» **Assigned task**: Do not include the pictures; repeat the rest of the data exactly.

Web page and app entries
------------------------

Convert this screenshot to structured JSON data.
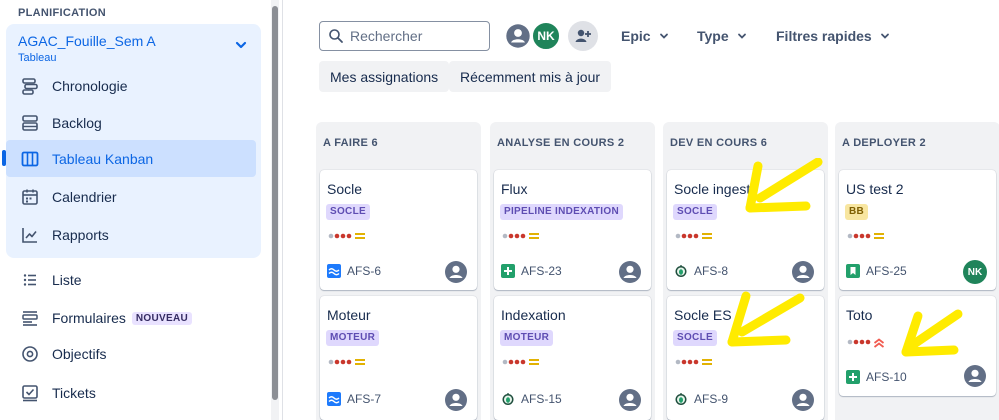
{
  "sidebar": {
    "section_title": "PLANIFICATION",
    "project": {
      "name": "AGAC_Fouille_Sem A",
      "subtitle": "Tableau"
    },
    "items": [
      {
        "label": "Chronologie",
        "icon": "timeline-icon"
      },
      {
        "label": "Backlog",
        "icon": "backlog-icon"
      },
      {
        "label": "Tableau Kanban",
        "icon": "board-icon",
        "active": true
      },
      {
        "label": "Calendrier",
        "icon": "calendar-icon"
      },
      {
        "label": "Rapports",
        "icon": "reports-icon"
      }
    ],
    "extra_items": [
      {
        "label": "Liste",
        "icon": "list-icon"
      },
      {
        "label": "Formulaires",
        "icon": "forms-icon",
        "badge": "NOUVEAU"
      },
      {
        "label": "Objectifs",
        "icon": "goals-icon"
      },
      {
        "label": "Tickets",
        "icon": "tickets-icon"
      }
    ]
  },
  "toolbar": {
    "search_placeholder": "Rechercher",
    "avatar_initials": "NK",
    "filters": [
      "Epic",
      "Type",
      "Filtres rapides"
    ],
    "quick_buttons": [
      "Mes assignations",
      "Récemment mis à jour"
    ]
  },
  "columns": [
    {
      "title": "A FAIRE 6",
      "cards": [
        {
          "title": "Socle",
          "tag": "SOCLE",
          "priority": "medium",
          "key": "AFS-6",
          "key_icon": "epic-wave-icon",
          "assignee": "unassigned"
        },
        {
          "title": "Moteur",
          "tag": "MOTEUR",
          "priority": "medium",
          "key": "AFS-7",
          "key_icon": "epic-wave-icon",
          "assignee": "unassigned"
        }
      ]
    },
    {
      "title": "ANALYSE EN COURS 2",
      "cards": [
        {
          "title": "Flux",
          "tag": "PIPELINE INDEXATION",
          "priority": "medium",
          "key": "AFS-23",
          "key_icon": "subtask-plus-icon",
          "assignee": "unassigned"
        },
        {
          "title": "Indexation",
          "tag": "MOTEUR",
          "priority": "medium",
          "key": "AFS-15",
          "key_icon": "bug-icon",
          "assignee": "unassigned"
        }
      ]
    },
    {
      "title": "DEV EN COURS 6",
      "cards": [
        {
          "title": "Socle ingest",
          "tag": "SOCLE",
          "priority": "medium",
          "key": "AFS-8",
          "key_icon": "bug-icon",
          "assignee": "unassigned"
        },
        {
          "title": "Socle ES",
          "tag": "SOCLE",
          "priority": "medium",
          "key": "AFS-9",
          "key_icon": "bug-icon",
          "assignee": "unassigned"
        }
      ]
    },
    {
      "title": "A DEPLOYER 2",
      "cards": [
        {
          "title": "US test 2",
          "tag": "BB",
          "tag_color": "yellow",
          "priority": "medium",
          "key": "AFS-25",
          "key_icon": "story-icon",
          "assignee": "NK"
        },
        {
          "title": "Toto",
          "tag": "",
          "priority": "high",
          "key": "AFS-10",
          "key_icon": "subtask-plus-icon",
          "assignee": "unassigned"
        }
      ]
    }
  ],
  "colors": {
    "accent": "#0c66e4",
    "active_bg": "#cce0ff",
    "panel_bg": "#e9f2ff",
    "column_bg": "#f1f2f4",
    "annotation": "#ffeb00"
  }
}
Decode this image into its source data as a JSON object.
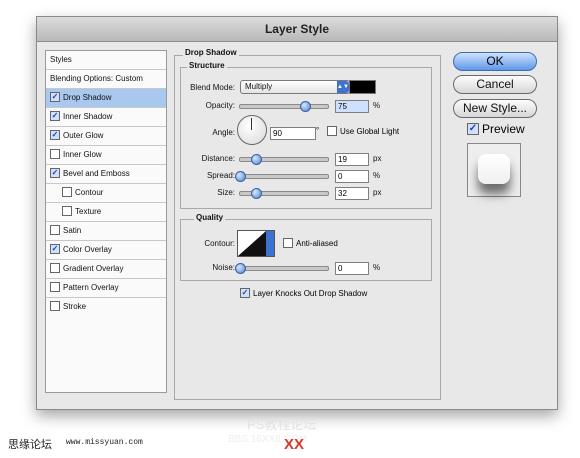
{
  "dialog": {
    "title": "Layer Style"
  },
  "sidebar": {
    "header": "Styles",
    "blending": "Blending Options: Custom",
    "items": [
      {
        "label": "Drop Shadow",
        "checked": true
      },
      {
        "label": "Inner Shadow",
        "checked": true
      },
      {
        "label": "Outer Glow",
        "checked": true
      },
      {
        "label": "Inner Glow",
        "checked": false
      },
      {
        "label": "Bevel and Emboss",
        "checked": true
      },
      {
        "label": "Contour",
        "checked": false
      },
      {
        "label": "Texture",
        "checked": false
      },
      {
        "label": "Satin",
        "checked": false
      },
      {
        "label": "Color Overlay",
        "checked": true
      },
      {
        "label": "Gradient Overlay",
        "checked": false
      },
      {
        "label": "Pattern Overlay",
        "checked": false
      },
      {
        "label": "Stroke",
        "checked": false
      }
    ]
  },
  "panel": {
    "title": "Drop Shadow",
    "structure": {
      "title": "Structure",
      "blend_mode_label": "Blend Mode:",
      "blend_mode_value": "Multiply",
      "shadow_color": "#000000",
      "opacity_label": "Opacity:",
      "opacity_value": "75",
      "opacity_unit": "%",
      "angle_label": "Angle:",
      "angle_value": "90",
      "angle_unit": "°",
      "global_light_label": "Use Global Light",
      "distance_label": "Distance:",
      "distance_value": "19",
      "distance_unit": "px",
      "spread_label": "Spread:",
      "spread_value": "0",
      "spread_unit": "%",
      "size_label": "Size:",
      "size_value": "32",
      "size_unit": "px"
    },
    "quality": {
      "title": "Quality",
      "contour_label": "Contour:",
      "anti_aliased_label": "Anti-aliased",
      "noise_label": "Noise:",
      "noise_value": "0",
      "noise_unit": "%"
    },
    "knockout_label": "Layer Knocks Out Drop Shadow"
  },
  "buttons": {
    "ok": "OK",
    "cancel": "Cancel",
    "new_style": "New Style..."
  },
  "preview_label": "Preview",
  "footer": {
    "site_left": "思缘论坛",
    "site_url": "www.missyuan.com",
    "forum": "PS教程论坛",
    "xx": "XX",
    "faint": "BBS.16XX8.COM"
  }
}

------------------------

» **Response area**:
Convert this screenshot to structured JSON data.
{
  "sidebar": {
    "section_title": "PLANIFICATION",
    "project": {
      "name": "AGAC_Fouille_Sem A",
      "subtitle": "Tableau"
    },
    "items": [
      {
        "label": "Chronologie",
        "icon": "timeline-icon"
      },
      {
        "label": "Backlog",
        "icon": "backlog-icon"
      },
      {
        "label": "Tableau Kanban",
        "icon": "board-icon",
        "active": true
      },
      {
        "label": "Calendrier",
        "icon": "calendar-icon"
      },
      {
        "label": "Rapports",
        "icon": "reports-icon"
      }
    ],
    "extra_items": [
      {
        "label": "Liste",
        "icon": "list-icon"
      },
      {
        "label": "Formulaires",
        "icon": "forms-icon",
        "badge": "NOUVEAU"
      },
      {
        "label": "Objectifs",
        "icon": "goals-icon"
      },
      {
        "label": "Tickets",
        "icon": "tickets-icon"
      }
    ]
  },
  "toolbar": {
    "search_placeholder": "Rechercher",
    "avatar_initials": "NK",
    "filters": [
      "Epic",
      "Type",
      "Filtres rapides"
    ],
    "quick_buttons": [
      "Mes assignations",
      "Récemment mis à jour"
    ]
  },
  "columns": [
    {
      "title": "A FAIRE 6",
      "cards": [
        {
          "title": "Socle",
          "tag": "SOCLE",
          "priority": "medium",
          "key": "AFS-6",
          "key_icon": "epic-wave-icon",
          "assignee": "unassigned"
        },
        {
          "title": "Moteur",
          "tag": "MOTEUR",
          "priority": "medium",
          "key": "AFS-7",
          "key_icon": "epic-wave-icon",
          "assignee": "unassigned"
        }
      ]
    },
    {
      "title": "ANALYSE EN COURS 2",
      "cards": [
        {
          "title": "Flux",
          "tag": "PIPELINE INDEXATION",
          "priority": "medium",
          "key": "AFS-23",
          "key_icon": "subtask-plus-icon",
          "assignee": "unassigned"
        },
        {
          "title": "Indexation",
          "tag": "MOTEUR",
          "priority": "medium",
          "key": "AFS-15",
          "key_icon": "bug-icon",
          "assignee": "unassigned"
        }
      ]
    },
    {
      "title": "DEV EN COURS 6",
      "cards": [
        {
          "title": "Socle ingest",
          "tag": "SOCLE",
          "priority": "medium",
          "key": "AFS-8",
          "key_icon": "bug-icon",
          "assignee": "unassigned"
        },
        {
          "title": "Socle ES",
          "tag": "SOCLE",
          "priority": "medium",
          "key": "AFS-9",
          "key_icon": "bug-icon",
          "assignee": "unassigned"
        }
      ]
    },
    {
      "title": "A DEPLOYER 2",
      "cards": [
        {
          "title": "US test 2",
          "tag": "BB",
          "tag_color": "yellow",
          "priority": "medium",
          "key": "AFS-25",
          "key_icon": "story-icon",
          "assignee": "NK"
        },
        {
          "title": "Toto",
          "tag": "",
          "priority": "high",
          "key": "AFS-10",
          "key_icon": "subtask-plus-icon",
          "assignee": "unassigned"
        }
      ]
    }
  ],
  "colors": {
    "accent": "#0c66e4",
    "active_bg": "#cce0ff",
    "panel_bg": "#e9f2ff",
    "column_bg": "#f1f2f4",
    "annotation": "#ffeb00"
  }
}
Decode this image into its source data as a JSON object.
{
  "dialog": {
    "title": "Layer Style"
  },
  "sidebar": {
    "header": "Styles",
    "blending": "Blending Options: Custom",
    "items": [
      {
        "label": "Drop Shadow",
        "checked": true
      },
      {
        "label": "Inner Shadow",
        "checked": true
      },
      {
        "label": "Outer Glow",
        "checked": true
      },
      {
        "label": "Inner Glow",
        "checked": false
      },
      {
        "label": "Bevel and Emboss",
        "checked": true
      },
      {
        "label": "Contour",
        "checked": false
      },
      {
        "label": "Texture",
        "checked": false
      },
      {
        "label": "Satin",
        "checked": false
      },
      {
        "label": "Color Overlay",
        "checked": true
      },
      {
        "label": "Gradient Overlay",
        "checked": false
      },
      {
        "label": "Pattern Overlay",
        "checked": false
      },
      {
        "label": "Stroke",
        "checked": false
      }
    ]
  },
  "panel": {
    "title": "Drop Shadow",
    "structure": {
      "title": "Structure",
      "blend_mode_label": "Blend Mode:",
      "blend_mode_value": "Multiply",
      "shadow_color": "#000000",
      "opacity_label": "Opacity:",
      "opacity_value": "75",
      "opacity_unit": "%",
      "angle_label": "Angle:",
      "angle_value": "90",
      "angle_unit": "°",
      "global_light_label": "Use Global Light",
      "distance_label": "Distance:",
      "distance_value": "19",
      "distance_unit": "px",
      "spread_label": "Spread:",
      "spread_value": "0",
      "spread_unit": "%",
      "size_label": "Size:",
      "size_value": "32",
      "size_unit": "px"
    },
    "quality": {
      "title": "Quality",
      "contour_label": "Contour:",
      "anti_aliased_label": "Anti-aliased",
      "noise_label": "Noise:",
      "noise_value": "0",
      "noise_unit": "%"
    },
    "knockout_label": "Layer Knocks Out Drop Shadow"
  },
  "buttons": {
    "ok": "OK",
    "cancel": "Cancel",
    "new_style": "New Style..."
  },
  "preview_label": "Preview",
  "footer": {
    "site_left": "思缘论坛",
    "site_url": "www.missyuan.com",
    "forum": "PS教程论坛",
    "xx": "XX",
    "faint": "BBS.16XX8.COM"
  }
}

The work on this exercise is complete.